Many are predicting that the 2022 legislative session will be one of the most controversial sessions yet, with not much getting across the finish line. 2022 is an election year and as is typical in most election years, very little legislation gets across the finish line. However, this year will not be a typical election year and there are many issues that will put additional strain on the legislative process.
Every 10 years the legislative and congressional district maps are re-drawn based on the census. The release of census numbers were initially delayed which delayed the redistricting process for the state. The Governor did not call a special session to deal with redistricting during the interim; therefore, this issue will need to be one of the first issues the legislature deals with. Redistricting will be controversial, and we anticipate will take up valuable floor time and test the degree of legislative in-fighting among the Republican Caucus and the Republican “Conservative” Caucus.

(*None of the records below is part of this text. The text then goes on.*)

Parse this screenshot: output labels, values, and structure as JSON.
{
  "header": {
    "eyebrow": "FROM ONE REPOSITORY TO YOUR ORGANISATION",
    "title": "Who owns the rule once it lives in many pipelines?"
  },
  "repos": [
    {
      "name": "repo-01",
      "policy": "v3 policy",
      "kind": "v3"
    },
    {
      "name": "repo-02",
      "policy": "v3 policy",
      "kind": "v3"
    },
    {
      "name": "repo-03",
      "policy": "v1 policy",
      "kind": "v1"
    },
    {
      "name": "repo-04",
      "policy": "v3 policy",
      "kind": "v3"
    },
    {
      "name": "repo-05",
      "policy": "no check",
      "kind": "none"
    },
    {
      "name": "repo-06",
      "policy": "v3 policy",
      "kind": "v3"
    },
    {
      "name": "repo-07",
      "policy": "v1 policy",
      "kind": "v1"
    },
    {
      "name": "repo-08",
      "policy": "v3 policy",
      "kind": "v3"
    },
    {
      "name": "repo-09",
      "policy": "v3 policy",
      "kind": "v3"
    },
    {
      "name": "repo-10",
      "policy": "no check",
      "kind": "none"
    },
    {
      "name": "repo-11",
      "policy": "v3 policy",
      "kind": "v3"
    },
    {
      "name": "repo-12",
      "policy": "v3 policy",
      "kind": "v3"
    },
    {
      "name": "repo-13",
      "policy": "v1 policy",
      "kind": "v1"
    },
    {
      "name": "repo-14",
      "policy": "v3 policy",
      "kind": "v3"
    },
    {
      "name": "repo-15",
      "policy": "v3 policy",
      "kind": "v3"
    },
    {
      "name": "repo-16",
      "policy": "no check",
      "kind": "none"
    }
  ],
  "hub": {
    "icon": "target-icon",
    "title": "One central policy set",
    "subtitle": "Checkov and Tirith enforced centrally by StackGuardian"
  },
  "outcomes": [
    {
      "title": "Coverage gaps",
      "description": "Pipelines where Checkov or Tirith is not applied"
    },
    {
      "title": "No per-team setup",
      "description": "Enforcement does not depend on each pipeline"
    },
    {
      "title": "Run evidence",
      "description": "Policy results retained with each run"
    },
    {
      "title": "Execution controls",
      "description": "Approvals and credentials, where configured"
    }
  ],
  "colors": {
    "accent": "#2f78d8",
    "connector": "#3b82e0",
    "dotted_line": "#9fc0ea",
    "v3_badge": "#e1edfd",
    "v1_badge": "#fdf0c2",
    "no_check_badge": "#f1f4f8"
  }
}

As you will recall, Medicaid expansion was passed by a vote of the people during the November 2020 General Election. The Republican legislature did not put funding in the FY2022 budged passed last session claiming the ballot language passed by the vote of the people did not include a funding mechanism for expansion; therefore, the legislature was not required to fund the expansion. The courts ruled last summer/early fall that the state was required to provide health coverage to the newly expanded Medicaid population; however, since the state did not include funding for Medicaid expansion in the budget passed during the 2021 legislative session, the state will need to act quickly to appropriate money to pay for Medicaid expansion before MO HealthNet runs out of money. As a result, a supplemental budget bill will need to be passed within the first several weeks of the legislative session. It is anticipated that MO HealthNet will run out of money in February without this supplemental appropriation which would impact all Medicaid services, not just the population covered by the expansion. This will be controversial as the Conservatives in the Republican legislature are adamantly opposed to expanding Medicaid.

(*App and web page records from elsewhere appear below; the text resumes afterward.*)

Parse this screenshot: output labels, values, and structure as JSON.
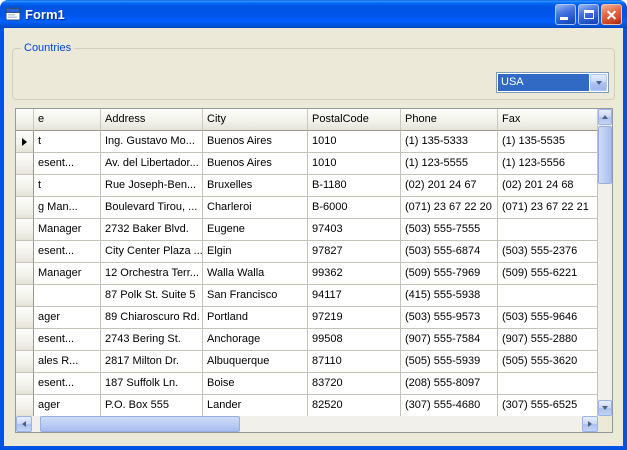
{
  "window": {
    "title": "Form1"
  },
  "colors": {
    "titlebar_blue": "#0054e3",
    "client_background": "#ece9d8",
    "selection_blue": "#316ac5",
    "groupbox_label_blue": "#0046d5",
    "close_button_red": "#d0482a",
    "grid_line_gray": "#c5c2ba"
  },
  "icons": {
    "titlebar": "form-window-icon",
    "minimize": "minimize-icon",
    "maximize": "maximize-icon",
    "close": "close-icon",
    "combo_dropdown": "chevron-down-icon",
    "scroll_up": "arrow-up-icon",
    "scroll_down": "arrow-down-icon",
    "scroll_left": "arrow-left-icon",
    "scroll_right": "arrow-right-icon",
    "current_row": "current-row-arrow-icon"
  },
  "countries_group": {
    "label": "Countries",
    "combo": {
      "value": "USA"
    }
  },
  "grid": {
    "columns": [
      "e",
      "Address",
      "City",
      "PostalCode",
      "Phone",
      "Fax"
    ],
    "current_row_index": 0,
    "rows": [
      [
        "t",
        "Ing. Gustavo Mo...",
        "Buenos Aires",
        "1010",
        "(1) 135-5333",
        "(1) 135-5535"
      ],
      [
        "esent...",
        "Av. del Libertador...",
        "Buenos Aires",
        "1010",
        "(1) 123-5555",
        "(1) 123-5556"
      ],
      [
        "t",
        "Rue Joseph-Ben...",
        "Bruxelles",
        "B-1180",
        "(02) 201 24 67",
        "(02) 201 24 68"
      ],
      [
        "g Man...",
        "Boulevard Tirou, ...",
        "Charleroi",
        "B-6000",
        "(071) 23 67 22 20",
        "(071) 23 67 22 21"
      ],
      [
        "Manager",
        "2732 Baker Blvd.",
        "Eugene",
        "97403",
        "(503) 555-7555",
        ""
      ],
      [
        "esent...",
        "City Center Plaza ...",
        "Elgin",
        "97827",
        "(503) 555-6874",
        "(503) 555-2376"
      ],
      [
        "Manager",
        "12 Orchestra Terr...",
        "Walla Walla",
        "99362",
        "(509) 555-7969",
        "(509) 555-6221"
      ],
      [
        "",
        "87 Polk St. Suite 5",
        "San Francisco",
        "94117",
        "(415) 555-5938",
        ""
      ],
      [
        "ager",
        "89 Chiaroscuro Rd.",
        "Portland",
        "97219",
        "(503) 555-9573",
        "(503) 555-9646"
      ],
      [
        "esent...",
        "2743 Bering St.",
        "Anchorage",
        "99508",
        "(907) 555-7584",
        "(907) 555-2880"
      ],
      [
        "ales R...",
        "2817 Milton Dr.",
        "Albuquerque",
        "87110",
        "(505) 555-5939",
        "(505) 555-3620"
      ],
      [
        "esent...",
        "187 Suffolk Ln.",
        "Boise",
        "83720",
        "(208) 555-8097",
        ""
      ],
      [
        "ager",
        "P.O. Box 555",
        "Lander",
        "82520",
        "(307) 555-4680",
        "(307) 555-6525"
      ]
    ]
  }
}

Two bills calling for the repeal of the newly enacted fuel tax were among the first to be prefiled. SB782, sponsored by Senator Mike Moon (R-Ash Grove) and HB1594 sponsored by Representative Sara Walsh (R-Ashland) both seek to eliminate the provisions of SB262 from last session. Both are also running for Congress. Walsh is running in congressional District 4 to replace Vickie Hartzler who is running for U.S. Senate. Moon is running in Congressional District 7 to replace Rep. Billy Long who is also running for U.S. Senate. SB262 mandated an increase on the fuel tax in Missouri for the first time in nearly 30 years. Supporters of the tax at the time said the increase was needed to provide funds for maintenance and construction of the current aging system. Opponents continue to tout their opposition to any tax increases combined with federal stimulus dollars for infrastructure will cover some of the costs and projects the tax was intended to cover. At this time, we believe the repeal of this tax will make some headway through the legislative process but likely not pass.
We will begin sending our weekly legislative updates to the ASA membership once the legislative session begins. If you have any questions during the 2022 legislative session, please do not hesitate to reach out. Nikki Strong, Strong Consulting Group.